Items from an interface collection
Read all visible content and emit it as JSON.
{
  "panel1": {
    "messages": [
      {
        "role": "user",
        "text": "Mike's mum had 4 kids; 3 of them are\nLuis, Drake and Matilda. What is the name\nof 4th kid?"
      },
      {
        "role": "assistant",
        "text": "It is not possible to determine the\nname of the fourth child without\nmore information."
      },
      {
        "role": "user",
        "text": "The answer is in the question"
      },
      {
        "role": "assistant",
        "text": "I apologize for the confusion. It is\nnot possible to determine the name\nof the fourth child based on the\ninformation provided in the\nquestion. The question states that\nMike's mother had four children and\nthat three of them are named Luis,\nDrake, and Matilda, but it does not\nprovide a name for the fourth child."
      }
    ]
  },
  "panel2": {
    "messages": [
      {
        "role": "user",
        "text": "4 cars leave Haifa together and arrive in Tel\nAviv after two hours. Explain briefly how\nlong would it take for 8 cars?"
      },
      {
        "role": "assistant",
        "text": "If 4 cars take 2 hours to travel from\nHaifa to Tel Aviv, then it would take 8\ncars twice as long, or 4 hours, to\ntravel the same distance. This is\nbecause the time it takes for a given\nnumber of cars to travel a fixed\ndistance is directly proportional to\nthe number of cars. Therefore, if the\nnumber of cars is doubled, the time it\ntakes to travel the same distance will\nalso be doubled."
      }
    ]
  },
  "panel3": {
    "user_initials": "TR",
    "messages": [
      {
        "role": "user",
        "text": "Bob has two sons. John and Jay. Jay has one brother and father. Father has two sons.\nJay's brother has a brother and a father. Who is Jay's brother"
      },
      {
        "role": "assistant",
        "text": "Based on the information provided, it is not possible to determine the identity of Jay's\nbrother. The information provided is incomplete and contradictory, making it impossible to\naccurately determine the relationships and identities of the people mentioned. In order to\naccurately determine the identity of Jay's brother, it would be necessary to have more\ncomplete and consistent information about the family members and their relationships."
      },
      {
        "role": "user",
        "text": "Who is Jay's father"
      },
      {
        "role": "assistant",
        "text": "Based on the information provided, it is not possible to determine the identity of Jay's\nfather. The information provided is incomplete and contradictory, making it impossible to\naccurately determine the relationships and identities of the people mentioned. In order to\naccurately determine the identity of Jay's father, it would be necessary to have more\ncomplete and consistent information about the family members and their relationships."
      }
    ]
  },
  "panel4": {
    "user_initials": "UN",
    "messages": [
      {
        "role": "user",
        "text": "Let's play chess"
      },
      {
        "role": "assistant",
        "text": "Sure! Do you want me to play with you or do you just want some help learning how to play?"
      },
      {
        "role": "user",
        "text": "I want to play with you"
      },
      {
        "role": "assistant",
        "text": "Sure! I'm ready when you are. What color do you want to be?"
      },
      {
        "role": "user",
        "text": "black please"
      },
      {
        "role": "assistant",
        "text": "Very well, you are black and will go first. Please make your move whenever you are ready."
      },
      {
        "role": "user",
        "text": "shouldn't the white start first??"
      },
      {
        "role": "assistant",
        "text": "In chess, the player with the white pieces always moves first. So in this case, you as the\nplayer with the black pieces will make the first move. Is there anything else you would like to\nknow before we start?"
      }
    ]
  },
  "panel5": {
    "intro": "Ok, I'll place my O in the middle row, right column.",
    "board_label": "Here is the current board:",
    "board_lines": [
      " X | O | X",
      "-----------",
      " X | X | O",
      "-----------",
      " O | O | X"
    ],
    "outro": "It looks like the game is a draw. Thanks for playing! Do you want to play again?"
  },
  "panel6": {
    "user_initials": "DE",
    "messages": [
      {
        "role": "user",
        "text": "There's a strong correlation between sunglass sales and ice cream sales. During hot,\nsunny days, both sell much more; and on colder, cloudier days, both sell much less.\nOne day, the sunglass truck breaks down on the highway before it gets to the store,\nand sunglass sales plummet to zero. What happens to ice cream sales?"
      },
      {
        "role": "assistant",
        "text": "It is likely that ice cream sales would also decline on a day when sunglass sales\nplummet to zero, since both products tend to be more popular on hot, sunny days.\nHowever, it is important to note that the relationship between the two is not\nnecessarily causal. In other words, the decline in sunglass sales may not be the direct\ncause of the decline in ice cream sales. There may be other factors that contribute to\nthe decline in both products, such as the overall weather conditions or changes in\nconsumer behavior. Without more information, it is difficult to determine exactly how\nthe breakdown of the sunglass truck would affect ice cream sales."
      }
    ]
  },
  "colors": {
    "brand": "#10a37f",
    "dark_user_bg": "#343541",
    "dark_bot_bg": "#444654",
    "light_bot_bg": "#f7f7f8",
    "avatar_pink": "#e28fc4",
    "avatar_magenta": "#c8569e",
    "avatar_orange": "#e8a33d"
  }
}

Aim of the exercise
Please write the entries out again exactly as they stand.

Output of the task
Read all visible content and emit it as JSON.
{
  "panel1": {
    "messages": [
      {
        "role": "user",
        "text": "Mike's mum had 4 kids; 3 of them are\nLuis, Drake and Matilda. What is the name\nof 4th kid?"
      },
      {
        "role": "assistant",
        "text": "It is not possible to determine the\nname of the fourth child without\nmore information."
      },
      {
        "role": "user",
        "text": "The answer is in the question"
      },
      {
        "role": "assistant",
        "text": "I apologize for the confusion. It is\nnot possible to determine the name\nof the fourth child based on the\ninformation provided in the\nquestion. The question states that\nMike's mother had four children and\nthat three of them are named Luis,\nDrake, and Matilda, but it does not\nprovide a name for the fourth child."
      }
    ]
  },
  "panel2": {
    "messages": [
      {
        "role": "user",
        "text": "4 cars leave Haifa together and arrive in Tel\nAviv after two hours. Explain briefly how\nlong would it take for 8 cars?"
      },
      {
        "role": "assistant",
        "text": "If 4 cars take 2 hours to travel from\nHaifa to Tel Aviv, then it would take 8\ncars twice as long, or 4 hours, to\ntravel the same distance. This is\nbecause the time it takes for a given\nnumber of cars to travel a fixed\ndistance is directly proportional to\nthe number of cars. Therefore, if the\nnumber of cars is doubled, the time it\ntakes to travel the same distance will\nalso be doubled."
      }
    ]
  },
  "panel3": {
    "user_initials": "TR",
    "messages": [
      {
        "role": "user",
        "text": "Bob has two sons. John and Jay. Jay has one brother and father. Father has two sons.\nJay's brother has a brother and a father. Who is Jay's brother"
      },
      {
        "role": "assistant",
        "text": "Based on the information provided, it is not possible to determine the identity of Jay's\nbrother. The information provided is incomplete and contradictory, making it impossible to\naccurately determine the relationships and identities of the people mentioned. In order to\naccurately determine the identity of Jay's brother, it would be necessary to have more\ncomplete and consistent information about the family members and their relationships."
      },
      {
        "role": "user",
        "text": "Who is Jay's father"
      },
      {
        "role": "assistant",
        "text": "Based on the information provided, it is not possible to determine the identity of Jay's\nfather. The information provided is incomplete and contradictory, making it impossible to\naccurately determine the relationships and identities of the people mentioned. In order to\naccurately determine the identity of Jay's father, it would be necessary to have more\ncomplete and consistent information about the family members and their relationships."
      }
    ]
  },
  "panel4": {
    "user_initials": "UN",
    "messages": [
      {
        "role": "user",
        "text": "Let's play chess"
      },
      {
        "role": "assistant",
        "text": "Sure! Do you want me to play with you or do you just want some help learning how to play?"
      },
      {
        "role": "user",
        "text": "I want to play with you"
      },
      {
        "role": "assistant",
        "text": "Sure! I'm ready when you are. What color do you want to be?"
      },
      {
        "role": "user",
        "text": "black please"
      },
      {
        "role": "assistant",
        "text": "Very well, you are black and will go first. Please make your move whenever you are ready."
      },
      {
        "role": "user",
        "text": "shouldn't the white start first??"
      },
      {
        "role": "assistant",
        "text": "In chess, the player with the white pieces always moves first. So in this case, you as the\nplayer with the black pieces will make the first move. Is there anything else you would like to\nknow before we start?"
      }
    ]
  },
  "panel5": {
    "intro": "Ok, I'll place my O in the middle row, right column.",
    "board_label": "Here is the current board:",
    "board_lines": [
      " X | O | X",
      "-----------",
      " X | X | O",
      "-----------",
      " O | O | X"
    ],
    "outro": "It looks like the game is a draw. Thanks for playing! Do you want to play again?"
  },
  "panel6": {
    "user_initials": "DE",
    "messages": [
      {
        "role": "user",
        "text": "There's a strong correlation between sunglass sales and ice cream sales. During hot,\nsunny days, both sell much more; and on colder, cloudier days, both sell much less.\nOne day, the sunglass truck breaks down on the highway before it gets to the store,\nand sunglass sales plummet to zero. What happens to ice cream sales?"
      },
      {
        "role": "assistant",
        "text": "It is likely that ice cream sales would also decline on a day when sunglass sales\nplummet to zero, since both products tend to be more popular on hot, sunny days.\nHowever, it is important to note that the relationship between the two is not\nnecessarily causal. In other words, the decline in sunglass sales may not be the direct\ncause of the decline in ice cream sales. There may be other factors that contribute to\nthe decline in both products, such as the overall weather conditions or changes in\nconsumer behavior. Without more information, it is difficult to determine exactly how\nthe breakdown of the sunglass truck would affect ice cream sales."
      }
    ]
  },
  "colors": {
    "brand": "#10a37f",
    "dark_user_bg": "#343541",
    "dark_bot_bg": "#444654",
    "light_bot_bg": "#f7f7f8",
    "avatar_pink": "#e28fc4",
    "avatar_magenta": "#c8569e",
    "avatar_orange": "#e8a33d"
  }
}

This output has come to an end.